“The Arizona Rattlers agree with the league’s decision announcing the cancellation of the 2020 season,” Rattlers majority owner and CEO Ron Shurts said in a statement. “The safety of our fans, players, coaches, front office and all employees is of the utmost importance, and due to concerns about COVID-19, it is necessary to cancel the season to ensure that. Although we are disappointed we cannot compete for another United Bowl Championship this year, we are eager to get back on the field in front of Rattler Nation in 2021.”
Unlike some IFL teams, solid financial planning and decisions over the years have put the Rattlers in prime position to withstand a year off. And while most are confident the IFL won’t lose any members with a year-long hiatus, Quad City Steamwheelers owner Doug Bland is not so sure.
“The sports industry has taken a major hit, but for us in the minor league sports world, it’s probably even harder on us because we don’t have television revenue and stuff like that to work with,” Mr. Bland told qconline.com. “We’re 100% reliant on our ticket buyers and our sponsors. Without that, we can’t exist.”
Mr. Bland said some shuffling could occur among teams that aren’t as established as the Rattlers, who began operations in 1992.
“I don’t see the same lineup that we had this year coming back next year. It’s just a numbers game,” Mr. Bland told the site.
The 2020 IFL season was set to be played with 14 franchises.
NORTHERN ARIZONA SUNS
On July 7, the Northern Arizona Suns announced they are leaving Prescott Valley and the Findlay Toyota Center.
“Sadly, when the 2020-21 G-League season tips off, the team will be playing at a location, to be determined, in the Phoenix metro area, allowing us to share efficiencies and resources with the rest of the Suns organization,” said Suns Public Affairs Advisor Maria Baier, noting that the COVID-19 outbreak forced the move.
The NAZ Suns, an affiliate of the NBA’s developmental G-League, were the Toyota Center’s anchor tenant. They started playing their games in Prescott Valley in 2016.
During the NFL offseason, the XFL enjoyed a successful reboot in 2020 before the pandemic put an end to the season and ultimately, the entire league — yet another casualty of the coronavirus pandemic. As of early July, the NFL is planning its normal season for this fall.
The fans want sports to return. What remains to be seen is when fans will be allowed back through the gates and if they feel safe and confident to do so.
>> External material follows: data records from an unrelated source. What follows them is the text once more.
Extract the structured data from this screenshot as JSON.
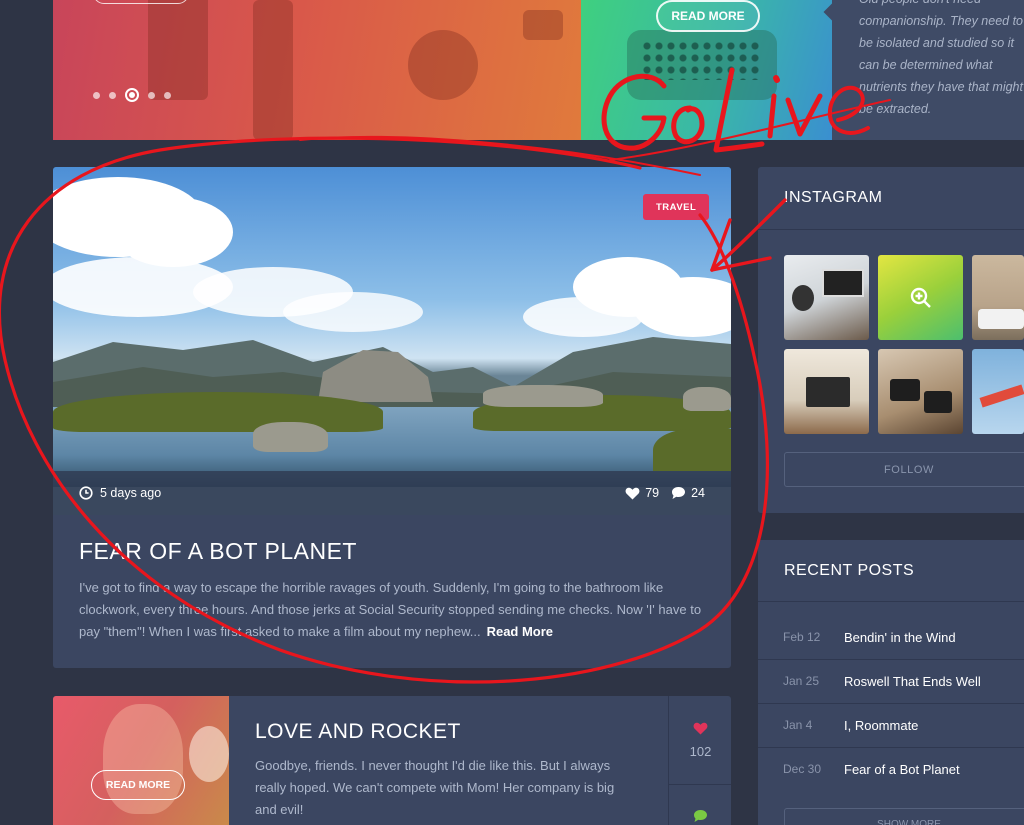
{
  "slider": {
    "dots": 5,
    "active_dot": 3
  },
  "feature_right": {
    "read_more": "READ MORE",
    "excerpt": "Old people don't need companionship. They need to be isolated and studied so it can be determined what nutrients they have that might be extracted."
  },
  "featured_post": {
    "tag": "TRAVEL",
    "time_ago": "5 days ago",
    "likes": "79",
    "comments": "24",
    "title": "FEAR OF A BOT PLANET",
    "excerpt": "I've got to find a way to escape the horrible ravages of youth. Suddenly, I'm going to the bathroom like clockwork, every three hours. And those jerks at Social Security stopped sending me checks. Now 'I' have to pay \"them\"! When I was first asked to make a film about my nephew...",
    "read_more": "Read More"
  },
  "instagram": {
    "title": "INSTAGRAM",
    "follow": "FOLLOW"
  },
  "recent_posts": {
    "title": "RECENT POSTS",
    "items": [
      {
        "date": "Feb 12",
        "title": "Bendin' in the Wind"
      },
      {
        "date": "Jan 25",
        "title": "Roswell That Ends Well"
      },
      {
        "date": "Jan 4",
        "title": "I, Roommate"
      },
      {
        "date": "Dec 30",
        "title": "Fear of a Bot Planet"
      }
    ],
    "show_more": "SHOW MORE"
  },
  "second_post": {
    "read_more": "READ MORE",
    "title": "LOVE AND ROCKET",
    "excerpt": "Goodbye, friends. I never thought I'd die like this. But I always really hoped. We can't compete with Mom! Her company is big and evil!",
    "likes": "102"
  },
  "annotation": {
    "text": "Go Live",
    "color": "#e8161d"
  },
  "colors": {
    "background": "#2e3445",
    "panel": "#3b4661",
    "accent": "#e0345a",
    "annotation_red": "#e8161d"
  }
}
“It will be good to see stuff like Major League Baseball back on television, but it’s not quite the same as being at the ballpark,” said Gary Smith of Peoria. “Once all the protocols and such are worked out, I’ll be back at Chase Field and I know many other fans will be, too.”
“Fans have had something that is a big part of their lives taken away,” David Berri, an economics professor at Southern Utah University, told mlive.com. “When sports resume, I think you’re going to see a rather huge uptick in interest and revenue.”